**Records shown:**

____

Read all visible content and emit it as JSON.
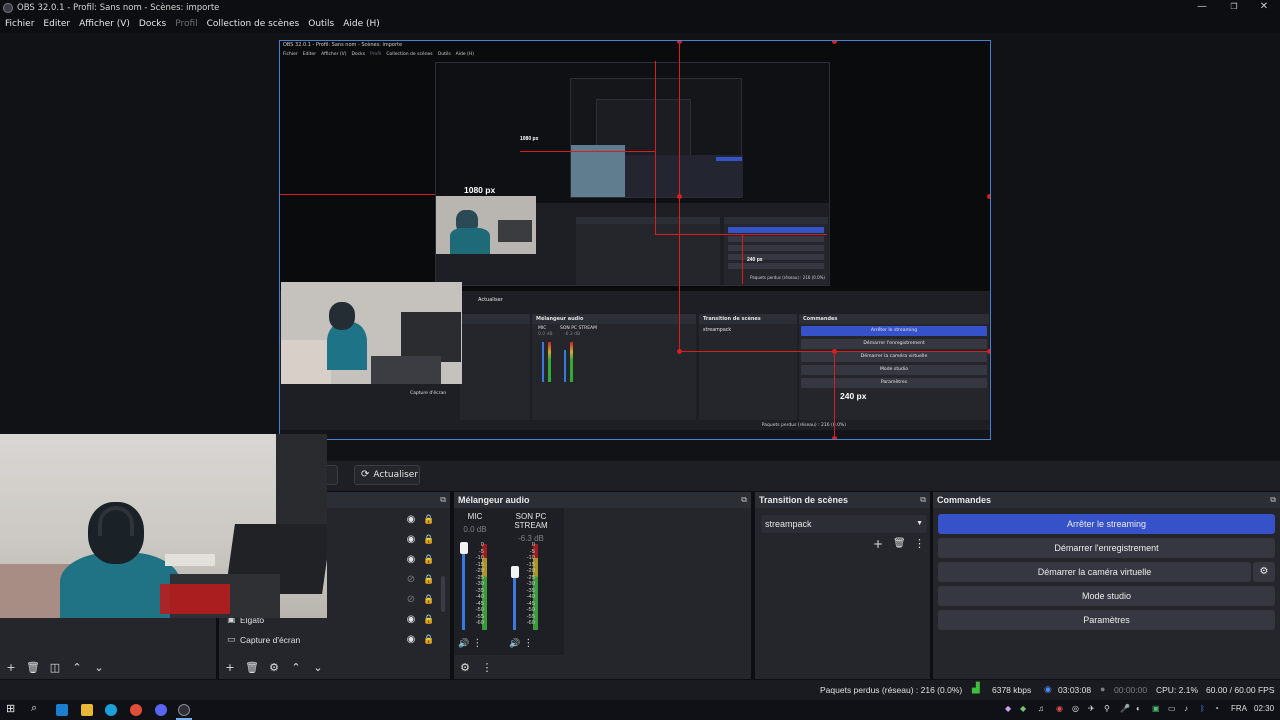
{
  "window": {
    "title": "OBS 32.0.1 - Profil: Sans nom - Scènes: importe",
    "minimize": "—",
    "maximize": "❐",
    "close": "✕"
  },
  "menu": [
    "Fichier",
    "Editer",
    "Afficher (V)",
    "Docks",
    "Profil",
    "Collection de scènes",
    "Outils",
    "Aide (H)"
  ],
  "preview": {
    "labels": {
      "h1080_a": "1080 px",
      "h1080_b": "1080 px",
      "w240_a": "240 px",
      "w240_b": "240 px"
    },
    "inner": {
      "title": "OBS 32.0.1 - Profil: Sans nom - Scènes: importe",
      "menu": [
        "Fichier",
        "Editer",
        "Afficher (V)",
        "Docks",
        "Profil",
        "Collection de scènes",
        "Outils",
        "Aide (H)"
      ],
      "refresh": "Actualiser",
      "mixer_title": "Mélangeur audio",
      "mixer_channels": [
        {
          "name": "MIC",
          "db": "0.0 dB"
        },
        {
          "name": "SON PC STREAM",
          "db": "-6.3 dB"
        }
      ],
      "transition_title": "Transition de scènes",
      "transition_value": "streampack",
      "commands_title": "Commandes",
      "commands": [
        "Arrêter le streaming",
        "Démarrer l'enregistrement",
        "Démarrer la caméra virtuelle",
        "Mode studio",
        "Paramètres"
      ],
      "sources": [
        "Elgato",
        "Capture d'écran"
      ],
      "status": "Paquets perdus (réseau) : 216 (0.0%)"
    }
  },
  "toolbar": {
    "refresh_label": "Actualiser",
    "ghost_label": "r"
  },
  "sources": {
    "items": [
      {
        "label": "",
        "visible": true
      },
      {
        "label": "",
        "visible": true
      },
      {
        "label": "",
        "visible": true
      },
      {
        "label": "",
        "visible": false
      },
      {
        "label": "",
        "visible": false
      },
      {
        "label": "Elgato",
        "visible": true
      },
      {
        "label": "Capture d'écran",
        "visible": true
      }
    ]
  },
  "mixer": {
    "title": "Mélangeur audio",
    "channels": [
      {
        "name": "MIC",
        "db": "0.0 dB",
        "level": 1.0
      },
      {
        "name": "SON PC STREAM",
        "db": "-6.3 dB",
        "level": 0.72
      }
    ],
    "scale": [
      "0",
      "-5",
      "-10",
      "-15",
      "-20",
      "-25",
      "-30",
      "-35",
      "-40",
      "-45",
      "-50",
      "-55",
      "-60"
    ]
  },
  "transitions": {
    "title": "Transition de scènes",
    "selected": "streampack"
  },
  "commands": {
    "title": "Commandes",
    "stop_streaming": "Arrêter le streaming",
    "start_recording": "Démarrer l'enregistrement",
    "start_virtualcam": "Démarrer la caméra virtuelle",
    "studio_mode": "Mode studio",
    "settings": "Paramètres"
  },
  "status": {
    "dropped": "Paquets perdus (réseau) : 216 (0.0%)",
    "bitrate": "6378 kbps",
    "stream_time": "03:03:08",
    "rec_time": "00:00:00",
    "cpu": "CPU: 2.1%",
    "fps": "60.00 / 60.00 FPS"
  },
  "taskbar": {
    "lang": "FRA",
    "time": "02:30"
  },
  "colors": {
    "accent": "#3652c9",
    "guide_red": "#d81e1e",
    "panel": "#24262c",
    "header": "#2c2e35"
  }
}
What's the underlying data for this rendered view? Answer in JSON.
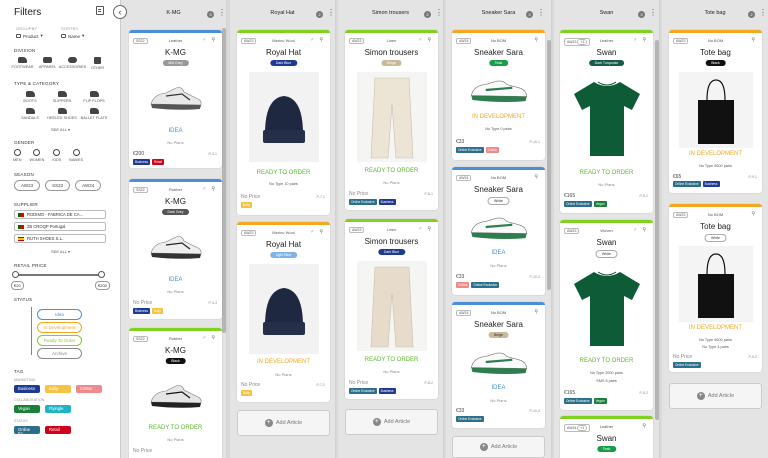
{
  "sidebar": {
    "title": "Filters",
    "groupby_label": "GROUPBY",
    "groupby_value": "Product",
    "sortby_label": "SORTBY",
    "sortby_value": "Name",
    "division_label": "DIVISION",
    "divisions": [
      "FOOTWEAR",
      "APPAREL",
      "ACCESSORIES",
      "OTHER"
    ],
    "type_label": "TYPE & CATEGORY",
    "types": [
      "BOOTS",
      "SLIPPERS",
      "FLIP FLOPS",
      "SANDALS",
      "HEELED SHOES",
      "BALLET FLATS"
    ],
    "see_all": "SEE ALL",
    "gender_label": "GENDER",
    "genders": [
      "MEN",
      "WOMEN",
      "KIDS",
      "BABIES"
    ],
    "season_label": "SEASON",
    "seasons": [
      "AW23",
      "SS22",
      "AW24"
    ],
    "supplier_label": "SUPPLIER",
    "suppliers": [
      "RODIMO - FABRICA DE CA...",
      "2B CROQP Portugal",
      "RUTH SHOES S.L."
    ],
    "retail_label": "RETAIL PRICE",
    "price_min": "€20",
    "price_max": "€200",
    "status_label": "STATUS",
    "statuses": [
      {
        "label": "Idea",
        "color": "#4a90d9"
      },
      {
        "label": "In Development",
        "color": "#f5a623"
      },
      {
        "label": "Ready To Order",
        "color": "#7ed321"
      },
      {
        "label": "Archive",
        "color": "#888888"
      }
    ],
    "tag_label": "TAG",
    "tag_cat1": "MARKETING",
    "tags1": [
      {
        "label": "Business",
        "color": "#1f3a93"
      },
      {
        "label": "Bally",
        "color": "#f5c242"
      },
      {
        "label": "Cotton",
        "color": "#f08a8a"
      }
    ],
    "tag_cat2": "COLLABORATION",
    "tags2": [
      {
        "label": "Vegan",
        "color": "#1a7f37"
      },
      {
        "label": "Flyingle",
        "color": "#1fb3c8"
      }
    ],
    "tag_cat3": "STATUS",
    "tags3": [
      {
        "label": "Online Ex...",
        "color": "#2c6e8c"
      },
      {
        "label": "Retail",
        "color": "#d0021b"
      }
    ]
  },
  "columns": [
    {
      "name": "K-MG",
      "count": "3"
    },
    {
      "name": "Royal Hat",
      "count": "2"
    },
    {
      "name": "Simon trousers",
      "count": "2"
    },
    {
      "name": "Sneaker Sara",
      "count": "3"
    },
    {
      "name": "Swan",
      "count": "3"
    },
    {
      "name": "Tote bag",
      "count": "2"
    }
  ],
  "add_article": "Add Article",
  "cards": {
    "kmg1": {
      "id": "SS22",
      "mat": "Leather",
      "title": "K-MG",
      "color": "Mid Grey",
      "status": "IDEA",
      "noplans": "No Plans",
      "price": "€200",
      "pid": "P-3-1",
      "tags": [
        "Business",
        "Retail"
      ]
    },
    "kmg2": {
      "id": "SS22",
      "mat": "Rubber",
      "title": "K-MG",
      "color": "Dark Grey",
      "status": "IDEA",
      "noplans": "No Plans",
      "price": "No Price",
      "pid": "P-3-3",
      "tags": [
        "Business",
        "Bally"
      ]
    },
    "kmg3": {
      "id": "SS22",
      "mat": "Rubber",
      "title": "K-MG",
      "color": "Black",
      "status": "READY TO ORDER",
      "noplans": "No Plans",
      "price": "No Price"
    },
    "hat1": {
      "id": "AW23",
      "mat": "Merino Wool",
      "title": "Royal Hat",
      "color": "Dark Blue",
      "status": "READY TO ORDER",
      "extra": "No Type   10 pairs",
      "price": "No Price",
      "pid": "P-7-1",
      "tags": [
        "Bally"
      ]
    },
    "hat2": {
      "id": "AW23",
      "mat": "Merino Wool",
      "title": "Royal Hat",
      "color": "Light Blue",
      "status": "IN DEVELOPMENT",
      "noplans": "No Plans",
      "price": "No Price",
      "pid": "P-7-2",
      "tags": [
        "Bally"
      ]
    },
    "tr1": {
      "id": "AW23",
      "mat": "Linen",
      "title": "Simon trousers",
      "color": "Beige",
      "status": "READY TO ORDER",
      "noplans": "No Plans",
      "price": "No Price",
      "pid": "P-8-1",
      "tags": [
        "Online Exclusive",
        "Business"
      ]
    },
    "tr2": {
      "id": "AW23",
      "mat": "Linen",
      "title": "Simon trousers",
      "color": "Dark Blue",
      "status": "READY TO ORDER",
      "noplans": "No Plans",
      "price": "No Price",
      "pid": "P-8-2",
      "tags": [
        "Online Exclusive",
        "Business"
      ]
    },
    "sn1": {
      "id": "AW24",
      "mat": "No BOM",
      "title": "Sneaker Sara",
      "color": "Teak",
      "status": "IN DEVELOPMENT",
      "extra": "No Type   0 pairs",
      "price": "€33",
      "pid": "P-10-1",
      "tags": [
        "Online Exclusive",
        "Cotton"
      ]
    },
    "sn2": {
      "id": "AW24",
      "mat": "No BOM",
      "title": "Sneaker Sara",
      "color": "White",
      "status": "IDEA",
      "noplans": "No Plans",
      "price": "€33",
      "pid": "P-10-2",
      "tags": [
        "Cotton",
        "Online Exclusive"
      ]
    },
    "sn3": {
      "id": "AW24",
      "mat": "No BOM",
      "title": "Sneaker Sara",
      "color": "Beige",
      "status": "IDEA",
      "noplans": "No Plans",
      "price": "€33",
      "pid": "P-10-3",
      "tags": [
        "Online Exclusive"
      ]
    },
    "sw1": {
      "id": "AW23",
      "badge": "+1",
      "mat": "Leather",
      "title": "Swan",
      "color": "Dark Turquoise",
      "status": "READY TO ORDER",
      "noplans": "No Plans",
      "price": "€165",
      "pid": "P-5-1",
      "tags": [
        "Online Exclusive",
        "Vegan"
      ]
    },
    "sw2": {
      "id": "AW23",
      "mat": "Woven",
      "title": "Swan",
      "color": "White",
      "status": "READY TO ORDER",
      "extra": "No Type   2000 pairs",
      "extra2": "SMS   6 pairs",
      "price": "€165",
      "pid": "P-5-2",
      "tags": [
        "Online Exclusive",
        "Vegan"
      ]
    },
    "sw3": {
      "id": "AW24",
      "badge": "+1",
      "mat": "Leather",
      "title": "Swan",
      "color": "Teak"
    },
    "tb1": {
      "id": "AW23",
      "mat": "No BOM",
      "title": "Tote bag",
      "color": "Black",
      "status": "IN DEVELOPMENT",
      "extra": "No Type   5000 pairs",
      "price": "€65",
      "pid": "P-9-1",
      "tags": [
        "Online Exclusive",
        "Business"
      ]
    },
    "tb2": {
      "id": "AW23",
      "mat": "No BOM",
      "title": "Tote bag",
      "color": "White",
      "status": "IN DEVELOPMENT",
      "extra": "No Type   5000 pairs",
      "extra2": "No Type   4 pairs",
      "price": "No Price",
      "pid": "P-9-2",
      "tags": [
        "Online Exclusive"
      ]
    }
  }
}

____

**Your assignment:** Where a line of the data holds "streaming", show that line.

**Solution for this problem:**
        "Arrêter le streaming",
    "stop_streaming": "Arrêter le streaming",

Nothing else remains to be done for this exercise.